MAD RIVER TOWNSHIP – The Mad River Township Clark County Sheriff’s deputy’s cruiser is sporting pink graphics to commemorate Breast Cancer Awareness Month.
Mad River Township Sheriff’s Deputy Jeff Wise unveiled the newly designed 2013 Chevrolet Tahoe for the first time on Sunday, Sept. 27 before he took its message to the streets as he patrolled around the township. The traditional black and yellow graphics on the cruiser, including the sheriff’s department shield, have been replaced with pink decals and “Find the Cure” ribbons in support of those individuals who are impacted by the disease.
“The decals are a standard sheriff’s package only in pink, and we just added a pink ribbon in the rear corner panels of the vehicle,” Wise said.
Clark County Sheriff Gene Kelly paid a visit to the township Sunday morning to catch a glance of the pink-clad vehicle. The new graphic design will be displayed throughout October. But Mad River Township will not be the only local agency to recognize the cause because beginning Oct. 1, all Clark County Sheriff’s deputies will sport pink badges on their uniforms in support of the annual campaign.
Wise, who is a strong advocate of breast cancer awareness, said he originally made contact with Clark County Chief Deputy Doyle Wright about the idea earlier this year and spoke to Sheriff Kelly and the Mad River Township Trustees in August to obtain permission to pursue with his plan. Wise then contacted township area businesses who generously donated the funds to purchase the pink decals from Danco Lettering in Beavercreek, and a county employee, Mike Cleelan, donated his time and services to wrapped the township deputy’s cruiser.
“Breast cancer awareness is a cause that is very close to my heart,” Wise said. “It has affected so many people all over the country and continues to affect more people on a daily basis. So many other agencies across the country have marked their vehicles for Breast Cancer Awareness Month, and I felt the sheriff’s department vehicle would be a great way to display a positive image for our agency.”

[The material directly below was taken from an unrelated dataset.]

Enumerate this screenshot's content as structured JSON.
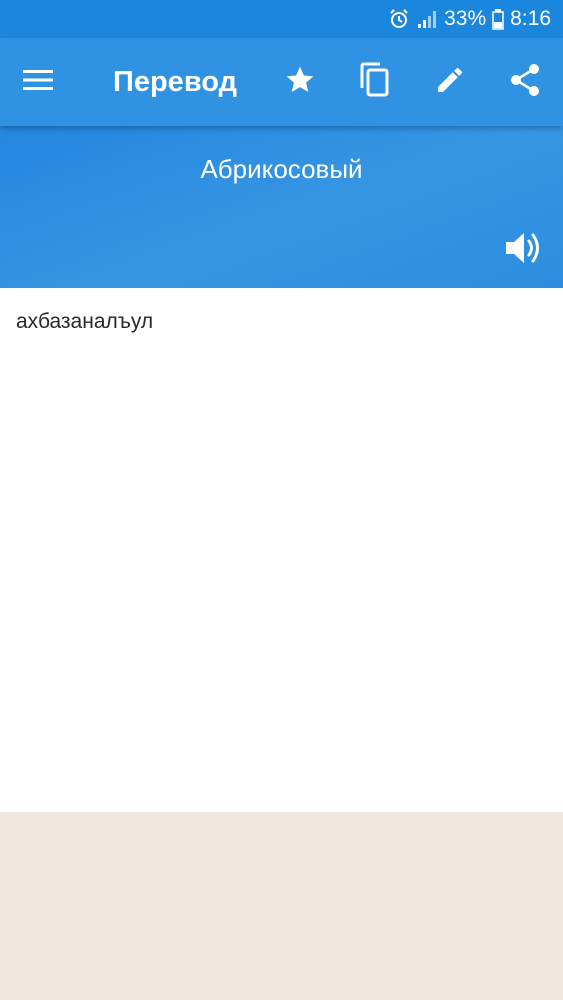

The township deputy said he learned first hand about the serious impact breast cancer has on its victims and their families. In 2007, his wife’s niece, Shannon, was diagnosed with the disease at the age of 35 after she found a lump during a monthly self-exam.
“Because she was so young and had no family history of breast cancer, Shannon had to be very aggressive to obtain the tests needed to diagnose the disease,” Wise said. “By the time it was diagnosed, the cancer had spread to many of her lymph nodes. She had to have a bilateral mastectomy, several rounds of chemotherapy and radiation.”
In October 2013, Shannon lost her battle to the disease at the age of 42, leaving behind a 14-year-old son, her parents and other family members.
In May of 2014, Wise’s wife, Susie, found a lump during a routine self-exam. After a series of tests were completed, she was diagnosed with breast cancer in July 2014 and underwent a lumpectomy to remove the mass. However, a month later, the couple learned that the type of cancer Susie had was very aggressive and has a tendency to spread to the other breast within five years.
“My wife started the first round of chemotherapy in August of 2014. Once she had completed the rounds of chemotherapy, she had a bilateral mastectomy and reconstruction in March 2015,” Wise said. “After her surgery, we learned that she did not have to receive any radiation treatments. In August, we got the great news that my wife is classified as 100 percent disease free.”
According to the National Breast Cancer Foundation website, breast cancer is the second leading cause of death among women. However, regular screenings, including mammograms, can help detect breast cancer at an early stage when there is the best chance to treat the disease successfully. The October initiative is intended to encourage women to conduct breast exams regularly and visit their doctors for annual check-ups.